The Boston University Department of Mathematics and Statistics, Brown University's Department of Mathematics and Division of Applied Mathematics, and the University of Massachusetts Amherst Department of Mathematics and Statistics hold joint seminars on topics in dynamics and PDE. The schedule and locations for these events can be found below. For a list of all past events of the seminar please visit the BU/Brown/UMass PDE Seminar Archive.

The organizers for the Brown/BU/UMass Seminars are Jason Bramburger, Ryan Goh, and Stathis Charalampidis.  Please contact them at [email protected], [email protected], or [email protected]ath.umass.edu.

Spring 2019

Friday, May 3 2:00pm - 6:00pm at BU

Jonathan Jaquette

In this talk we discuss a validated computational method for obtaining error estimates on the infinite dimensional stable manifold of non-trivial equilibria in parabolic PDEs. Our approach combines the parameterization method – which can provide high order approximations of finite dimensional manifolds with validated error bounds – together with the Lyapunov-Perron method – which is a powerful technique for proving the existence of (potentially infinite dimensional) invariant and inertial manifolds.

Zhiyuan Zhang

We consider the plasma confined in a general axisymmetric spatial domain with perfect conducting boundary which reflects particles specularly, and look at a certain class of equilibria, assuming axisymmetry in the problem. We prove a sharp criterion of spectral stability under these settings. Moreover, we provide several explicit families of stable/unstable equilibria using this criterion.

Matthew Durey

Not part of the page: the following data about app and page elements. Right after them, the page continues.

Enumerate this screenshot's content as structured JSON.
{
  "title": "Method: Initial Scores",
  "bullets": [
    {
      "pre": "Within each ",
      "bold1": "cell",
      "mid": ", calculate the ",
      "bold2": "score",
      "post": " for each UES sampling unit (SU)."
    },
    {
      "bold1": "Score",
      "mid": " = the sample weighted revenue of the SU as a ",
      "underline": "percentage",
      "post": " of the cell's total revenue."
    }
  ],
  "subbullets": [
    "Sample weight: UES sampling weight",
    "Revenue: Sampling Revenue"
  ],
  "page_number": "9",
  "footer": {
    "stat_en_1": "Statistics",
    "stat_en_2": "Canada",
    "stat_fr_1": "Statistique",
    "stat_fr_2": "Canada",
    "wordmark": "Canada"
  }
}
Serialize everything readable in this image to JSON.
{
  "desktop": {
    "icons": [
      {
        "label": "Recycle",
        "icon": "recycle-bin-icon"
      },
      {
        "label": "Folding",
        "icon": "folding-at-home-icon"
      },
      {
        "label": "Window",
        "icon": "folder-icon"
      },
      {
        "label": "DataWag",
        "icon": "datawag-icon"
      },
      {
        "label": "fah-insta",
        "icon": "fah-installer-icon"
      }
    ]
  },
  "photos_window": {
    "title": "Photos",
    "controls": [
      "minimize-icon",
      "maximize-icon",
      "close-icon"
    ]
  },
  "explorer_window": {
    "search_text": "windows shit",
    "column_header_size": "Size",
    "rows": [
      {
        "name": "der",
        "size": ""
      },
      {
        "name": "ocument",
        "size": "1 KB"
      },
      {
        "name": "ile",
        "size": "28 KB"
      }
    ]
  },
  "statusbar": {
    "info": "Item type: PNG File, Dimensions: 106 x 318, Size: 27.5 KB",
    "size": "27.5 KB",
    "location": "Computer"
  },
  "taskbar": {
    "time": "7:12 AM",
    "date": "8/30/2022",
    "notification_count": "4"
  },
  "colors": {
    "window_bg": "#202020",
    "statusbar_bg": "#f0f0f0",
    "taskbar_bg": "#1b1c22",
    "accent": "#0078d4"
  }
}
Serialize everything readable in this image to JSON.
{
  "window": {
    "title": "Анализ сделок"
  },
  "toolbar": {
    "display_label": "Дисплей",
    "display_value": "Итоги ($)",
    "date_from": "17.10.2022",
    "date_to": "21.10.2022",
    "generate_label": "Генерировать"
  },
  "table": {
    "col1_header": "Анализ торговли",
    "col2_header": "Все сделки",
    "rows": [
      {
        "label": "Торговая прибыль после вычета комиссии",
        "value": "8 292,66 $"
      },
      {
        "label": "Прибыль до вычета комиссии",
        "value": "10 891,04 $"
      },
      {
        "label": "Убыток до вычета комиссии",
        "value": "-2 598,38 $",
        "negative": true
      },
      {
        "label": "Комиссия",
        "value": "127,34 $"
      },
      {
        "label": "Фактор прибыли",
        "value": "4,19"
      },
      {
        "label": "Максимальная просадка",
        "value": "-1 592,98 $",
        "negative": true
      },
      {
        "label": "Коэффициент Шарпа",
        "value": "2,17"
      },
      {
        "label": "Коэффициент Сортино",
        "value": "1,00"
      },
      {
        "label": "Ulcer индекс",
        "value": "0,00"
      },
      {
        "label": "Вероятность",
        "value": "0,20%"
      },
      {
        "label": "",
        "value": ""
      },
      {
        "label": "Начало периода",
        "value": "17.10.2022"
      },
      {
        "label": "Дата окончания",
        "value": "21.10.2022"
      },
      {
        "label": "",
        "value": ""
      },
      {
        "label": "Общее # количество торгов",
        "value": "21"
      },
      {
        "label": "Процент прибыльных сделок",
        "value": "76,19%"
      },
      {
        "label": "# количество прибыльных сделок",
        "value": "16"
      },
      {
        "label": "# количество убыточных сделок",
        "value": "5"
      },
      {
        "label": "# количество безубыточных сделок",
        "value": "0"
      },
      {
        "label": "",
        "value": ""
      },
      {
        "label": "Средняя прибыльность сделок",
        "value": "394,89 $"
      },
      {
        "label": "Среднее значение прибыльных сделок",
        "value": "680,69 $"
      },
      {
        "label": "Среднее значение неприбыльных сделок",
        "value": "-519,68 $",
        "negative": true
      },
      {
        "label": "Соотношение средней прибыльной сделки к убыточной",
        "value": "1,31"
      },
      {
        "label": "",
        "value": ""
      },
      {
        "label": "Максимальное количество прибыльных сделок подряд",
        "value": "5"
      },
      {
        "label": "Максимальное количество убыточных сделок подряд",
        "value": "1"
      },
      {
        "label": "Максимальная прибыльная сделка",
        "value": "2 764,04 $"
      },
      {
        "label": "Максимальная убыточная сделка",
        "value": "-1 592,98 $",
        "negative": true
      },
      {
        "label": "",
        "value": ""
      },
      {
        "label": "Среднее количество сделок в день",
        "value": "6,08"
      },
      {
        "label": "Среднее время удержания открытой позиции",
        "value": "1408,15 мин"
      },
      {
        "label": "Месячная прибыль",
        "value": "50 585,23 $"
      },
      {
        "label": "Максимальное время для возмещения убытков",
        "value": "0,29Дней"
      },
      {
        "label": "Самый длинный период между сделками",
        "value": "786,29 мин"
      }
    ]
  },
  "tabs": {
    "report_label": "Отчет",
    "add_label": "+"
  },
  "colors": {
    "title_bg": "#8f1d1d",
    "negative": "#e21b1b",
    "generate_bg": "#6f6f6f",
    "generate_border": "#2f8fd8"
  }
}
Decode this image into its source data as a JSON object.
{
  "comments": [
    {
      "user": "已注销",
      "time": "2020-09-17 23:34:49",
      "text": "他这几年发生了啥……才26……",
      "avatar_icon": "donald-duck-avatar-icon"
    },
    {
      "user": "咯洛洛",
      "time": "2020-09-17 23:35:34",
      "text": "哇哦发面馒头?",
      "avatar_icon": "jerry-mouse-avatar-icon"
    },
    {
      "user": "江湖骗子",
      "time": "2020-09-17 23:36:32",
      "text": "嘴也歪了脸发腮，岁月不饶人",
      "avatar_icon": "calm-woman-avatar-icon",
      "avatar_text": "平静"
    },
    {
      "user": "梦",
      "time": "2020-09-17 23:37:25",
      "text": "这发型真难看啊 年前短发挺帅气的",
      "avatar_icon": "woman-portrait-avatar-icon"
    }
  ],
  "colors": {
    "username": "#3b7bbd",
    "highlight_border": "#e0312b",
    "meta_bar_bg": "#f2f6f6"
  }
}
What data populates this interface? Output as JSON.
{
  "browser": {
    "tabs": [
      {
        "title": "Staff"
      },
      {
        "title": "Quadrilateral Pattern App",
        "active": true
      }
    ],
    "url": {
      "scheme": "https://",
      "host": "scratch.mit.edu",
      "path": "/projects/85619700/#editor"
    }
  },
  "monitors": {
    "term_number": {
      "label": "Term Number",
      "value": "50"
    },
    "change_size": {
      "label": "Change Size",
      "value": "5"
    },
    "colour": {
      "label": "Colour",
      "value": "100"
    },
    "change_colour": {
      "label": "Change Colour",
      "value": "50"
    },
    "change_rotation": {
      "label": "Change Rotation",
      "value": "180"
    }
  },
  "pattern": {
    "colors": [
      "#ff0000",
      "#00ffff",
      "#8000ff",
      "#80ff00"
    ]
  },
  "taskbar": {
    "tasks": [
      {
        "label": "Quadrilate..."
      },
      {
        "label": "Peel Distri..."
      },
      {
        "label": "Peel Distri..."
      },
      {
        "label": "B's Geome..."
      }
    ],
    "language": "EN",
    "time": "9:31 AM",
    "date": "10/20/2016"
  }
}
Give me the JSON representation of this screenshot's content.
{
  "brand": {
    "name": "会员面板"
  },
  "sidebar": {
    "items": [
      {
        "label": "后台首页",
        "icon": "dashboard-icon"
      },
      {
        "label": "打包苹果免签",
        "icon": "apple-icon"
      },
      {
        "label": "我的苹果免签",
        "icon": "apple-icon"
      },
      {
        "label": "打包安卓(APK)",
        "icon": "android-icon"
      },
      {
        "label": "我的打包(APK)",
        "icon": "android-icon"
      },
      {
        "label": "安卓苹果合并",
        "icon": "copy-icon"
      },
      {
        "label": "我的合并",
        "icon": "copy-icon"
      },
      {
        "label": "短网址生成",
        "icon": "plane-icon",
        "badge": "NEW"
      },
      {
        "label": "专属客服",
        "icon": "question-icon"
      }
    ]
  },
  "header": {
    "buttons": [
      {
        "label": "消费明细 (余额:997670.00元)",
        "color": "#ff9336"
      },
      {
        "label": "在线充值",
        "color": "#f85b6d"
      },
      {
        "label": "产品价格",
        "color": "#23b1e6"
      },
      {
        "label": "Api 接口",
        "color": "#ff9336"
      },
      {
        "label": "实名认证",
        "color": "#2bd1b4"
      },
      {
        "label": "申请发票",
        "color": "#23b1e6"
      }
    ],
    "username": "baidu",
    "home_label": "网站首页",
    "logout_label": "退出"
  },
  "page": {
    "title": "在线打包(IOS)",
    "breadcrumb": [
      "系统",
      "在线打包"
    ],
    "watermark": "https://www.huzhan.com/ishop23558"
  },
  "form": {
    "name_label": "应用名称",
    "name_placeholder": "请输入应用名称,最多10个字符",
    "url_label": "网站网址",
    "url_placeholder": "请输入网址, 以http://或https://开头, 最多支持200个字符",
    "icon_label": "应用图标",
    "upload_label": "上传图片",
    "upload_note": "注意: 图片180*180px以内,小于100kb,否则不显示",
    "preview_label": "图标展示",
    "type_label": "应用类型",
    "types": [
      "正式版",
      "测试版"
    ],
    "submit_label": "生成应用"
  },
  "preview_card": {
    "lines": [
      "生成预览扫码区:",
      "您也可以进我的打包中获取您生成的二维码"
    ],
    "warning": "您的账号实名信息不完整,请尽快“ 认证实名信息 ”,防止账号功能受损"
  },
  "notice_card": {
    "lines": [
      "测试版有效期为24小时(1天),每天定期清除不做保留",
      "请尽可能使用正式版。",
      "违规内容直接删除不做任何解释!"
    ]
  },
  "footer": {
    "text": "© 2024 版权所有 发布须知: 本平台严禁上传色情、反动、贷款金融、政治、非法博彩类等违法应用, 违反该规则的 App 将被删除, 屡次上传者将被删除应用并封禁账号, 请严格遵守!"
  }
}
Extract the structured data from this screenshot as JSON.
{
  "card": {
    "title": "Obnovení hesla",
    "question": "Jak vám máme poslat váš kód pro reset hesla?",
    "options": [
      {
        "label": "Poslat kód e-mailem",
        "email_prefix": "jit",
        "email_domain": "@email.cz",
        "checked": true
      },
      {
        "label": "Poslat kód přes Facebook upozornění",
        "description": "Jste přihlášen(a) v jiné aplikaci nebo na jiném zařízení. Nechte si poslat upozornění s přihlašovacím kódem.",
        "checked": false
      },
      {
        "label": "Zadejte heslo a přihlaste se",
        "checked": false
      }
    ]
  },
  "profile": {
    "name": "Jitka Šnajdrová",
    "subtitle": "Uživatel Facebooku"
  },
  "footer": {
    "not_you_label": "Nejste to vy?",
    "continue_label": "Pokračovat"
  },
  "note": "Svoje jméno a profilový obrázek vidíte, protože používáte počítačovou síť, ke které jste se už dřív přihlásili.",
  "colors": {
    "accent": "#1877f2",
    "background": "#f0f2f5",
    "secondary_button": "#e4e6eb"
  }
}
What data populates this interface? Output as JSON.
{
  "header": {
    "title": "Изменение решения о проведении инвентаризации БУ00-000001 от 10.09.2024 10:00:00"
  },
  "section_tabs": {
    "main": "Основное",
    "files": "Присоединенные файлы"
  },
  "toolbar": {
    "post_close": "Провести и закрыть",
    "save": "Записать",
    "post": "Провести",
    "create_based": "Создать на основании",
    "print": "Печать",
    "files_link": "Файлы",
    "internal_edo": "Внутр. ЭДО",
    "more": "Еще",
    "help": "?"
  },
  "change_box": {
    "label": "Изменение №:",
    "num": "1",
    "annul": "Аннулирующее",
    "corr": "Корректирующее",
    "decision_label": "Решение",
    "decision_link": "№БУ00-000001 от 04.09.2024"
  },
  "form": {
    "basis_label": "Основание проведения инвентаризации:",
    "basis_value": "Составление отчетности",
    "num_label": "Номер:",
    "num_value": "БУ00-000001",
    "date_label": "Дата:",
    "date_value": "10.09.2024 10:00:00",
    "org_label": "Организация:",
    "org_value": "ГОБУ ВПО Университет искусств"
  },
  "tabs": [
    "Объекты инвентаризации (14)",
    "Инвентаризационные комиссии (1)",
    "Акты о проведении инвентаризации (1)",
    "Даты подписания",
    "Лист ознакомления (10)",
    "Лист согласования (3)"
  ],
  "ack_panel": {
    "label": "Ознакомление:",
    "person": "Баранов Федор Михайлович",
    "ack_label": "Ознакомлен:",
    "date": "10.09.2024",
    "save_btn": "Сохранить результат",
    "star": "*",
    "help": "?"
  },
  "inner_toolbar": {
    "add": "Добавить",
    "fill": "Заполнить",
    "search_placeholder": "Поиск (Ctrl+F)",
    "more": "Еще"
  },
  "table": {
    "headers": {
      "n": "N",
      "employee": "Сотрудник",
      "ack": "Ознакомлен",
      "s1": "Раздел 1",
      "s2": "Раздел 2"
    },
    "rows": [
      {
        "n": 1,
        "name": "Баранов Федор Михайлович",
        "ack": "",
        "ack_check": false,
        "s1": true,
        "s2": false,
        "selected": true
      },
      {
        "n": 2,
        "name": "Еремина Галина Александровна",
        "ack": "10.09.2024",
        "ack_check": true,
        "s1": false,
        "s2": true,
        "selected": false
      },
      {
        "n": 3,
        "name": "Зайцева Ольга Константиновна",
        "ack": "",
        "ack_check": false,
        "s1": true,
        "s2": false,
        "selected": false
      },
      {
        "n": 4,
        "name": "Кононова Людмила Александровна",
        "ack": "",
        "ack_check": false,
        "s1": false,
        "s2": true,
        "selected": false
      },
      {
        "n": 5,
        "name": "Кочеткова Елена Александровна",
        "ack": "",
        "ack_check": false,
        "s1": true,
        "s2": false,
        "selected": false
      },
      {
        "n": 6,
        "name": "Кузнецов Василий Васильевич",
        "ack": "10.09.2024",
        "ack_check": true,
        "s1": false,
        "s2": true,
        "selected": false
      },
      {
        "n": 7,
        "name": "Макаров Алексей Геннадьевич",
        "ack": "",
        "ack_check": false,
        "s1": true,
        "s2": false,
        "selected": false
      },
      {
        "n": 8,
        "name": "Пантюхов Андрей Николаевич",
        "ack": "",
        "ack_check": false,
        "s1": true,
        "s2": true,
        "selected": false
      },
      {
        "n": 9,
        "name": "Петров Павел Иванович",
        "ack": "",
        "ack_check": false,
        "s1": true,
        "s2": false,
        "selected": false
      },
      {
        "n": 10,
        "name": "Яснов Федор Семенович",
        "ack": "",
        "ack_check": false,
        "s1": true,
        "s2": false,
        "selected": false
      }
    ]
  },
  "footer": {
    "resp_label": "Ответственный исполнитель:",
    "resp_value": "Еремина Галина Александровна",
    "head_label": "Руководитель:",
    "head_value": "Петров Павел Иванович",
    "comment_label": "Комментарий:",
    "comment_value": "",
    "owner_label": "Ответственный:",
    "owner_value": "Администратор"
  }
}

A droplet may ‘walk’ along the surface of a vertically vibrating fluid bath, propelled at each impact by the Faraday waves generated by all prior impacts. The longevity of this ‘path memory’ increases with the amplitude of the vibrational forcing, yielding instabilities in the system and the onset of chaos. This hydrodynamic pilot-wave system exhibits many features that were previously thought to be exclusive to the quantum realm, such as unpredictable tunnelling, emergent statistics, and quantized droplet dynamics. 

Stephanie Dodson

Spiral wave patterns observed in models of cardiac arrhythmias and chemical oscillations develop alternans and stationary line defects, both of which can be thought of as period-doubling instabilities. These instabilities are observed on bounded domains, and may be influenced by the spiral core, far-field asymptotics, and boundary conditions. In this talk, we introduce a methodology to disentangle the impacts of each region on the instabilities by analyzing spectral properties of spiral waves and boundary sinks on bounded domains with appropriate boundary conditions.

Alanna Hoyer-Leitzel

Impulsive differential equations are continuous differential equations with discrete jumps (kicks) in phase space at a deterministic sequence of times. This results in a map, but also captures the behavior of the system in between kicks. Impulsive differential equations can be used to model resilience to disturbances. In this talk I'll discuss resilience in the context of impulsive Lotka-Volterra models.

Alexandros Gelastopoulos

Neural oscillations, including rhythms in the beta1 band (12-20 Hz), are important in various cognitive functions. Often neural networks receive rhythmic input at frequencies different than their natural frequency, but very little is known about how such input affects the network's behavior. We use a simplified, yet biophysical, model of a beta1 rhythm that occurs in the parietal cortex, in order to study its response to oscillatory inputs.

Lakshminarayanan Mahadevan